On the features side, the Marshall Monitor can be connected via their 3.5mm cable directly to any device with a 3.5mm jack, just like good ol’ wired headphones. They will do this even if the battery is depleted, which makes them great for serving a dual role with a laptop/phone. When you’re not using this 3.5mm to connect to an audio source, you can actually connect *another* pair of headphones to it and allow a friend to listen to your music… they’ll have to be a close friend since they will be tethered to your head with wires, but this has actually proved to be a useful feature on train journeys for video watching together with D.

Repairability seems reasonable good. Not only do the ear pads detach, but they do so magnetically with minimal effort. They’ve never detached accidentally, but when I went to find the QR code under one of the cups I set about prying it off only to have it detach effortlessly in my hand. A really nice touch to generally great looking and well built headphones.

Built quality is also excellent, with solid metal construction of the headband and arms that attach the ear cups, and metal plates behind the ear cups to facilitate the magnetic attachment/detachment. They are physically absolutely superb quality and perhaps among the best construction of any headphone I’ve tested in a while. The lack of physical buttons and switches really helps with this, though, since there’s nothing to feel cheap or loose. The fit and finish of the faux leather over the ear cups is absolutely perfect, and the headband is good apart from some creasing on the inside curve which is something I’d expect.

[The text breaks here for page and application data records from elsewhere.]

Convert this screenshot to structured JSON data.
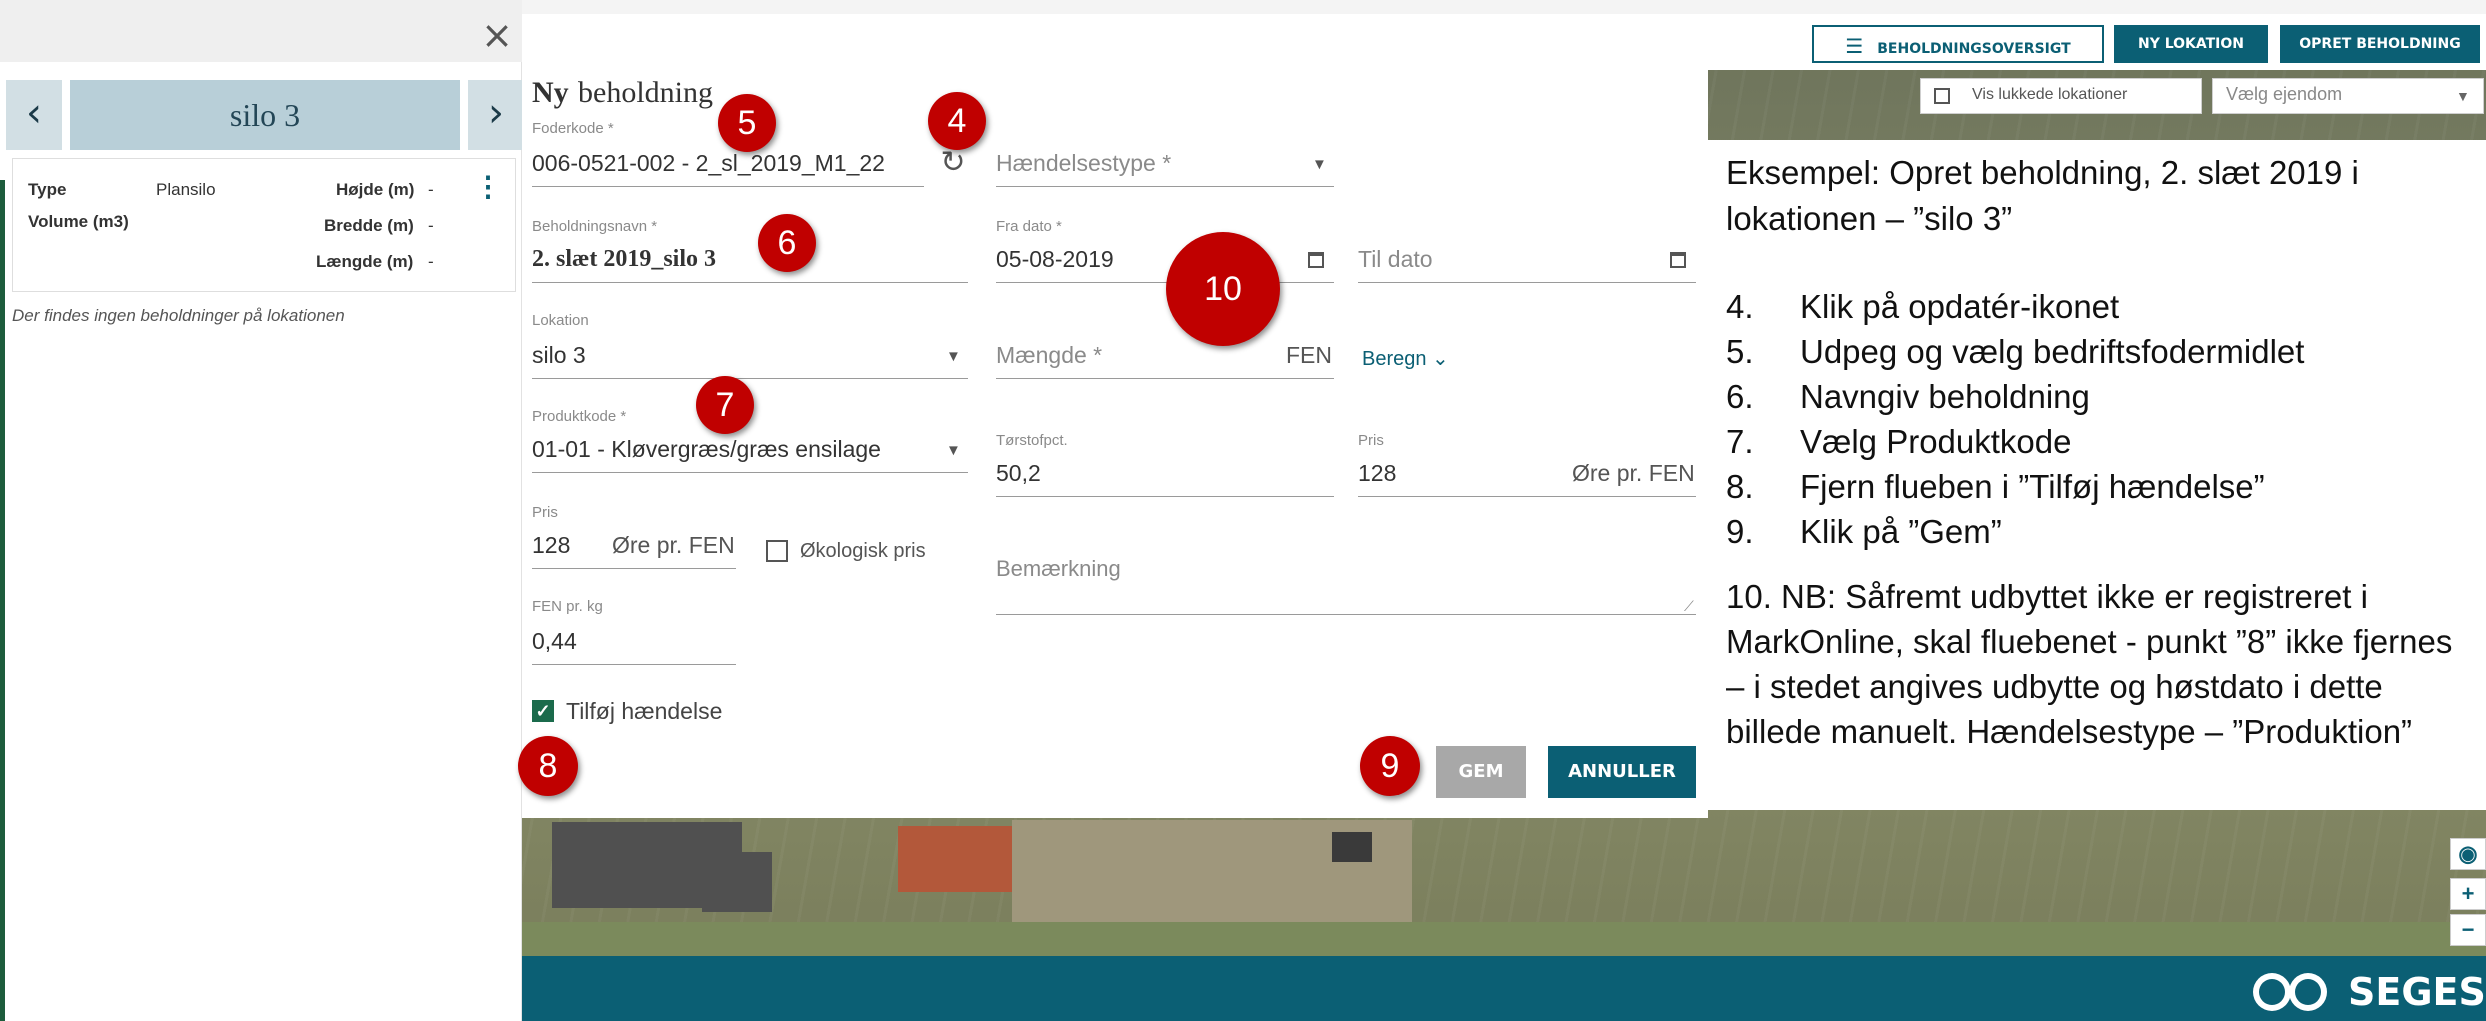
{
  "left_panel": {
    "close_glyph": "×",
    "prev_glyph": "‹",
    "next_glyph": "›",
    "silo_title": "silo 3",
    "info": {
      "type_label": "Type",
      "type_value": "Plansilo",
      "volume_label": "Volume (m3)",
      "hoejde_label": "Højde (m)",
      "hoejde_value": "-",
      "bredde_label": "Bredde (m)",
      "bredde_value": "-",
      "laengde_label": "Længde (m)",
      "laengde_value": "-",
      "kebab_glyph": "⋮"
    },
    "no_holdings_text": "Der findes ingen beholdninger på lokationen"
  },
  "toolbar": {
    "oversigt_icon": "☰",
    "oversigt_label": "BEHOLDNINGSOVERSIGT",
    "ny_lokation_label": "NY LOKATION",
    "opret_label": "OPRET BEHOLDNING",
    "vis_lukkede_label": "Vis lukkede lokationer",
    "ejendom_placeholder": "Vælg ejendom"
  },
  "form": {
    "title_bold": "Ny",
    "title_rest": "beholdning",
    "foderkode_label": "Foderkode *",
    "foderkode_value": "006-0521-002 - 2_sl_2019_M1_22",
    "haendelsestype_placeholder": "Hændelsestype *",
    "beholdningsnavn_label": "Beholdningsnavn *",
    "beholdningsnavn_value": "2. slæt 2019_silo 3",
    "fra_dato_label": "Fra dato *",
    "fra_dato_value": "05-08-2019",
    "til_dato_placeholder": "Til dato",
    "lokation_label": "Lokation",
    "lokation_value": "silo 3",
    "maengde_placeholder": "Mængde *",
    "maengde_unit": "FEN",
    "beregn_label": "Beregn ⌄",
    "produktkode_label": "Produktkode *",
    "produktkode_value": "01-01 - Kløvergræs/græs ensilage",
    "toerstof_label": "Tørstofpct.",
    "toerstof_value": "50,2",
    "pris_right_label": "Pris",
    "pris_right_value": "128",
    "pris_right_unit": "Øre pr. FEN",
    "pris_left_label": "Pris",
    "pris_left_value": "128",
    "pris_left_unit": "Øre pr. FEN",
    "oekologisk_label": "Økologisk pris",
    "bemaerkning_placeholder": "Bemærkning",
    "fen_pr_kg_label": "FEN pr. kg",
    "fen_pr_kg_value": "0,44",
    "tilfoej_label": "Tilføj hændelse",
    "tilfoej_checked": true,
    "gem_label": "GEM",
    "annuller_label": "ANNULLER",
    "refresh_glyph": "↻",
    "caret_glyph": "▼"
  },
  "callouts": {
    "c4": "4",
    "c5": "5",
    "c6": "6",
    "c7": "7",
    "c8": "8",
    "c9": "9",
    "c10": "10"
  },
  "instructions": {
    "intro": "Eksempel: Opret beholdning, 2. slæt 2019 i lokationen – ”silo 3”",
    "steps": [
      {
        "num": "4.",
        "text": "Klik på opdatér-ikonet"
      },
      {
        "num": "5.",
        "text": "Udpeg og vælg bedriftsfodermidlet"
      },
      {
        "num": "6.",
        "text": "Navngiv beholdning"
      },
      {
        "num": "7.",
        "text": "Vælg Produktkode"
      },
      {
        "num": "8.",
        "text": "Fjern flueben i ”Tilføj hændelse”"
      },
      {
        "num": "9.",
        "text": "Klik på ”Gem”"
      }
    ],
    "note": "10. NB: Såfremt udbyttet ikke er registreret i MarkOnline, skal fluebenet  - punkt ”8” ikke fjernes – i stedet angives udbytte og høstdato i dette billede manuelt. Hændelsestype – ”Produktion”"
  },
  "map_controls": {
    "eye_glyph": "◉",
    "zoom_in": "+",
    "zoom_out": "−"
  },
  "footer": {
    "logo_text": "SEGES"
  },
  "colors": {
    "accent": "#0b5f74",
    "callout_red": "#c00000",
    "checkbox_green": "#1b6b4c"
  }
}
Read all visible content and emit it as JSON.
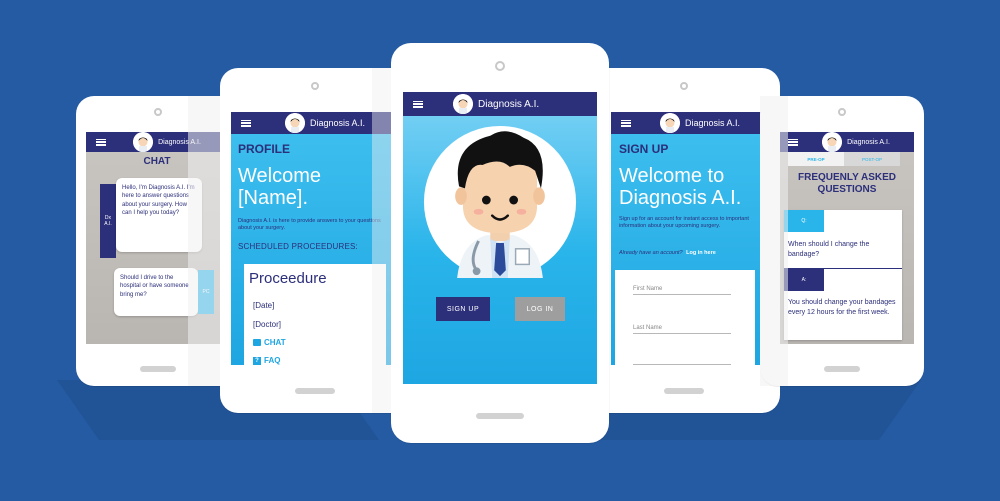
{
  "brand": {
    "name": "Diagnosis A.I."
  },
  "colors": {
    "background": "#245ba3",
    "navy": "#2c2f7a",
    "sky": "#29b4ea",
    "gray_button": "#9e9e9e"
  },
  "chat": {
    "title": "CHAT",
    "ai_avatar": "Dx\nA.I.",
    "ai_message": "Hello, I'm Diagnosis A.I. I'm here to answer questions about your surgery. How can I help you today?",
    "user_message": "Should I drive to the hospital or have someone bring me?",
    "user_avatar": "PC"
  },
  "profile": {
    "title": "PROFILE",
    "welcome": "Welcome [Name].",
    "intro": "Diagnosis A.I. is here to provide answers to your questions about your surgery.",
    "scheduled_label": "SCHEDULED PROCEEDURES:",
    "card_title": "Proceedure",
    "date": "[Date]",
    "doctor": "[Doctor]",
    "chat_link": "CHAT",
    "faq_link": "FAQ"
  },
  "home": {
    "signup_button": "SIGN UP",
    "login_button": "LOG IN"
  },
  "signup": {
    "title": "SIGN UP",
    "welcome": "Welcome to Diagnosis A.I.",
    "intro": "Sign up for an account for instant access to important information about your upcoming surgery.",
    "already": "Already have an account?",
    "login_link": "Log in here",
    "first_name_placeholder": "First Name",
    "last_name_placeholder": "Last Name"
  },
  "faq": {
    "tab_preop": "PRE-OP",
    "tab_postop": "POST-OP",
    "title": "FREQUENLY ASKED QUESTIONS",
    "q_badge": "Q:",
    "question": "When should I change the bandage?",
    "a_badge": "A:",
    "answer": "You should change your bandages every 12 hours for the first week."
  }
}
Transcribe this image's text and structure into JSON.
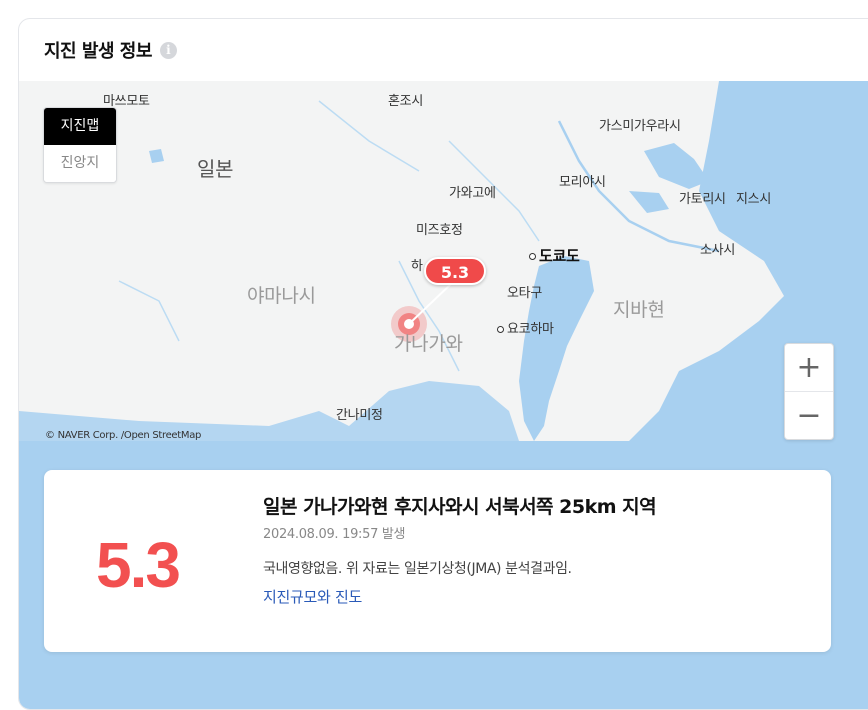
{
  "header": {
    "title": "지진 발생 정보",
    "info_icon": "info-icon",
    "info_glyph": "i"
  },
  "map": {
    "toggle": {
      "active": "지진맵",
      "inactive": "진앙지"
    },
    "labels": {
      "masumoto": "마쓰모토",
      "honjo": "혼조시",
      "kasumigaura": "가스미가우라시",
      "japan": "일본",
      "moriya": "모리야시",
      "kawagoe": "가와고에",
      "katori": "가토리시",
      "ajisu": "지스시",
      "mizuho": "미즈호정",
      "tokyo": "도쿄도",
      "choshi": "소사시",
      "ha": "하",
      "yamanashi": "야마나시",
      "ota": "오타구",
      "chiba": "지바현",
      "yokohama": "요코하마",
      "kanagawa": "가나가와",
      "kannami": "간나미정"
    },
    "bubble_value": "5.3",
    "copyright": "© NAVER Corp. /Open StreetMap",
    "zoom_in": "+",
    "zoom_out": "−",
    "colors": {
      "sea": "#a8d0f0",
      "land": "#f3f4f4",
      "epicenter": "#f04a4a"
    }
  },
  "card": {
    "magnitude": "5.3",
    "location": "일본 가나가와현 후지사와시 서북서쪽 25km 지역",
    "time": "2024.08.09. 19:57 발생",
    "note": "국내영향없음. 위 자료는 일본기상청(JMA) 분석결과임.",
    "link": "지진규모와 진도"
  }
}
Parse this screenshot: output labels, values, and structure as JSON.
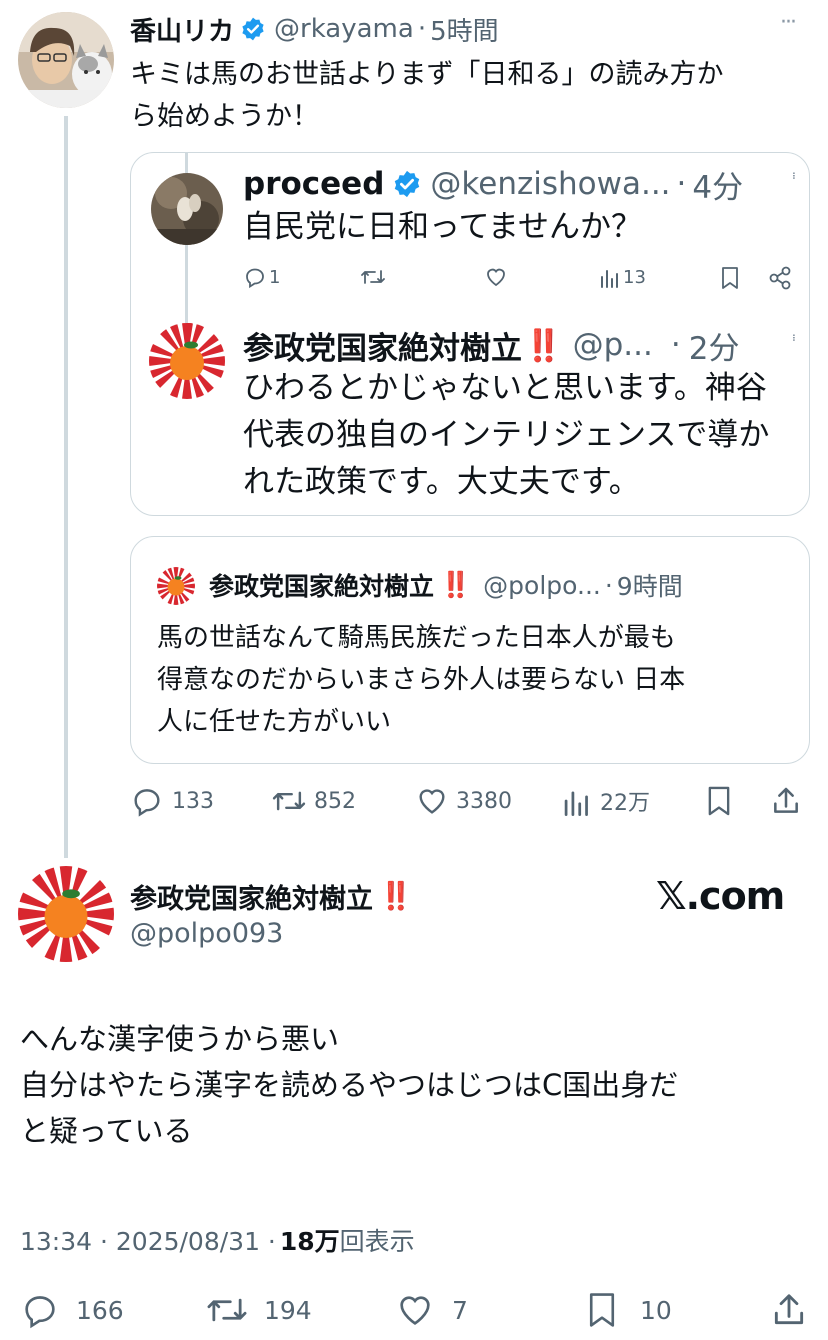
{
  "main_tweet": {
    "author": "香山リカ",
    "handle": "@rkayama",
    "time": "5時間",
    "text_lines": [
      "キミは馬のお世話よりまず「日和る」の読み方か",
      "ら始めようか！"
    ]
  },
  "quoted_thread": {
    "first": {
      "author": "proceed",
      "handle": "@kenzishowa...",
      "time": "4分",
      "text": "自民党に日和ってませんか？",
      "reply_count": "1",
      "view_count": "13"
    },
    "reply": {
      "author": "参政党国家絶対樹立",
      "emoji": "‼️",
      "handle": "@p...",
      "time": "2分",
      "text_lines": [
        "ひわるとかじゃないと思います。神谷",
        "代表の独自のインテリジェンスで導か",
        "れた政策です。大丈夫です。"
      ]
    }
  },
  "quoted_tweet": {
    "author": "参政党国家絶対樹立",
    "emoji": "‼️",
    "handle": "@polpo...",
    "time": "9時間",
    "text_lines": [
      "馬の世話なんて騎馬民族だった日本人が最も",
      "得意なのだからいまさら外人は要らない 日本",
      "人に任せた方がいい"
    ]
  },
  "main_actions": {
    "replies": "133",
    "retweets": "852",
    "likes": "3380",
    "views": "22万"
  },
  "focus_tweet": {
    "author": "参政党国家絶対樹立",
    "emoji": "‼️",
    "handle": "@polpo093",
    "watermark": "𝕏.com",
    "text_lines": [
      "へんな漢字使うから悪い",
      "自分はやたら漢字を読めるやつはじつはC国出身だ",
      "と疑っている"
    ],
    "timestamp": "13:34 · 2025/08/31 · ",
    "views_count": "18万",
    "views_label": "回表示",
    "replies": "166",
    "retweets": "194",
    "likes": "7",
    "bookmarks": "10"
  },
  "colors": {
    "text": "#0f1419",
    "muted": "#536471",
    "border": "#cfd9de",
    "verified": "#1d9bf0",
    "red": "#e0245e"
  }
}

Overall I’m happy to have plonked down cash on these headphones. I’ve been using them without incident for three months now and while I want an over-ear pair for longer journeys, they’ve been great for short commutes where obnoxious big headphones would otherwise make me look a plonker. I chose them for how they look, and they’re actually pretty decent performance wise too and built like a battleship. I wish they were a little louder (my hearing is abysmal). Some of the design choices- the not-quite-there control knob and the weird battery low notification- make me wonder if my pair are fake (allegedly there are fakes in circulation), or if Marshall just went cheap and cheerful in order to jump on the fashion headphone bandwagon. Either way, they’d probably be made in the same place so ¯\_(?)_/¯